Rolled into this criticism is the line “big summer movies are now all CGI slugfests”. Again, I thought we’d moved beyond ‘CGI’ being used as a throwaway derogatory term. If a movie is bad, it’s almost always due to the writing, or complex production issues. It is easier to invoke the CGI bogeyman, sure, but it doesn’t make much sense. VFX are used across almost all films, including your favourite indie lo-fi masterpiece. Just because something doesn’t have spaceships or superheroes doesn’t mean it isn’t chock full of ‘CGI’. Pinning everything on hard working visual effects artists is hardly going to result in better films, and surely that’s what we all really want?
This isn’t a tendency unique to those who see themselves at the top of the cultural pecking order. It also applies to that type of genre ‘fan’ who feels the need to be overly defensive about one corporate franchise over another corporate franchise. It’s the same attitude applied in a different context.
To be fair, nobody went to see Starship Troopers at the cinema, so it can hardly be called a blockbuster. Bah.
Seriously, how many high fantasy movies can you name from the 70s, 80s or 90s that weren’t awful? There were a few that were OK, but the reason Lord of the Rings broke through is that it was the first time fantasy filmmaking had been good enough to attract a wider audience. Did those wider audiences then go and hunt down niche, low-budget fantasy stuff? Probably not.
With the notable exception of author and lecturer Ian Nettleton, of course.
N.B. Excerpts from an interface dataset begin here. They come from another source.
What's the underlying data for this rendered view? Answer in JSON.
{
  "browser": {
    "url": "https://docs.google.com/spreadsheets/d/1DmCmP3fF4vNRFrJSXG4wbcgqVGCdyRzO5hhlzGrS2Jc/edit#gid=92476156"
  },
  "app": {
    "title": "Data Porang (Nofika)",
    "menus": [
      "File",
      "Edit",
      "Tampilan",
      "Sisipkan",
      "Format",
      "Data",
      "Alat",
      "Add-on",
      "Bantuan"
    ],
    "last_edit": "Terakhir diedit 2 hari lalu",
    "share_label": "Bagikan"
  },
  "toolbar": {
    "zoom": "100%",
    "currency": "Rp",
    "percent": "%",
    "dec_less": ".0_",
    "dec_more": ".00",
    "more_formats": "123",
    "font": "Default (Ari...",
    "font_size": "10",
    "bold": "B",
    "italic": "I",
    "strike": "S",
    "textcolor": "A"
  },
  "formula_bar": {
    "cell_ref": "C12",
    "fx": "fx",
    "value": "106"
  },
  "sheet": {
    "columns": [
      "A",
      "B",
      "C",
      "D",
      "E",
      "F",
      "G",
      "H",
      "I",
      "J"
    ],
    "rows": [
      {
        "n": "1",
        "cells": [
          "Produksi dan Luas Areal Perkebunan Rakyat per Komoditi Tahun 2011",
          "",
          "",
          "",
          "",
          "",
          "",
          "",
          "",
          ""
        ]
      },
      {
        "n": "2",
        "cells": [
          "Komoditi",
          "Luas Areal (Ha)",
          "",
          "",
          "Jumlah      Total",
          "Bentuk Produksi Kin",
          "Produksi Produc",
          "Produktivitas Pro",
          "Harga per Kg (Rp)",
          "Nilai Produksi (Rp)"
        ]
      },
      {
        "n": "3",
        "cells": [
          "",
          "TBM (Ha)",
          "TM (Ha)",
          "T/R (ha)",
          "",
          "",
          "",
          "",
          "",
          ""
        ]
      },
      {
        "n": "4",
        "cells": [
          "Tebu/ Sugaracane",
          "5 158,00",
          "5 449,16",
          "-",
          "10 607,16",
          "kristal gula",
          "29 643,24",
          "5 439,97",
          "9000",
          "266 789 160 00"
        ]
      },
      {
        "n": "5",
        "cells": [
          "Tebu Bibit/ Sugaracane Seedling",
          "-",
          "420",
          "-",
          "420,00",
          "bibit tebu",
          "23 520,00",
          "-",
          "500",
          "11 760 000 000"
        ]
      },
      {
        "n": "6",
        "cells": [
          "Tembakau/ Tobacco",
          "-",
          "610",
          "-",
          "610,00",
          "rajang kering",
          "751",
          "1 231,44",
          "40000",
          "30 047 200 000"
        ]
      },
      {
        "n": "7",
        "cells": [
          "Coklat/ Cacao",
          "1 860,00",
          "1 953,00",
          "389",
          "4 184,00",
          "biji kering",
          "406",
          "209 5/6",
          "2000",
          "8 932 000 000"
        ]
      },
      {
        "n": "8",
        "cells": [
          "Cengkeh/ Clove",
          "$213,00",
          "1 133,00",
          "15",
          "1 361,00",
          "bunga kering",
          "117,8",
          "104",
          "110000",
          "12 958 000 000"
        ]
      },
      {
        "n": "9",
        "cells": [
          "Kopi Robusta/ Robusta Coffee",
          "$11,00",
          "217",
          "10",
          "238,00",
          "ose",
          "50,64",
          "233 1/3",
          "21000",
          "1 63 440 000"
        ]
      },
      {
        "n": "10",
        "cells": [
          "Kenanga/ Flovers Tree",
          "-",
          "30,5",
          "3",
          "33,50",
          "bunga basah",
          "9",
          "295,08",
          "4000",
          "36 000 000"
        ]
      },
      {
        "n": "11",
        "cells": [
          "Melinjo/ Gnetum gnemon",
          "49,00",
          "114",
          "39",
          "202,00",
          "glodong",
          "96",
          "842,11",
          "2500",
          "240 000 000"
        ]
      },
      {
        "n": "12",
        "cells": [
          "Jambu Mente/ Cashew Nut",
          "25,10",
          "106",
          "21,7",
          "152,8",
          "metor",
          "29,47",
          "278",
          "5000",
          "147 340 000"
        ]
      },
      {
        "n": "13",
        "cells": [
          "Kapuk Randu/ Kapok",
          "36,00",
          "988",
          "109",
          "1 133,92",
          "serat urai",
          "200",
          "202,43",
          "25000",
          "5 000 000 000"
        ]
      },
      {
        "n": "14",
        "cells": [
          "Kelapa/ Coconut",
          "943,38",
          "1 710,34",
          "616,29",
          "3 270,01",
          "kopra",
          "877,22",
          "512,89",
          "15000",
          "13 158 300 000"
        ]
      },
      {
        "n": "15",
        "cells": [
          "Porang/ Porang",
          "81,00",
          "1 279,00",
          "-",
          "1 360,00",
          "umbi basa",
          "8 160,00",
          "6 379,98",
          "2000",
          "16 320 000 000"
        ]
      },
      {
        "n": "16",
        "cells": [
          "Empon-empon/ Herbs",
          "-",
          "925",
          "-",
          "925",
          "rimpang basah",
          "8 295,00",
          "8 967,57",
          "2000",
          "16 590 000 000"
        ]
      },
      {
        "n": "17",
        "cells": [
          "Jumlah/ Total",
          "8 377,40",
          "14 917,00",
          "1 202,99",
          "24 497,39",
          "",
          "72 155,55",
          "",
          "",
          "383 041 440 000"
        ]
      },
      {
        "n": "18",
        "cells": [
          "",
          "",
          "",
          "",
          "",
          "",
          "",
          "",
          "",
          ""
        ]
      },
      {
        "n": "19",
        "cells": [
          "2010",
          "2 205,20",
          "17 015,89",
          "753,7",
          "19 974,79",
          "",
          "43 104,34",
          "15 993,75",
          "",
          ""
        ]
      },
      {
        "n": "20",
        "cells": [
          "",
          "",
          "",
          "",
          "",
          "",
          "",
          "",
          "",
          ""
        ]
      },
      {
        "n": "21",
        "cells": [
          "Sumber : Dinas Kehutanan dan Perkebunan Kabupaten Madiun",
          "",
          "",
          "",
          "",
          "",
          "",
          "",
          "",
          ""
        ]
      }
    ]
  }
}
He knows his stuff.
The irony of having a big list of nerdy things I’ve been enjoying at the end of this post isn’t lost on me, btw.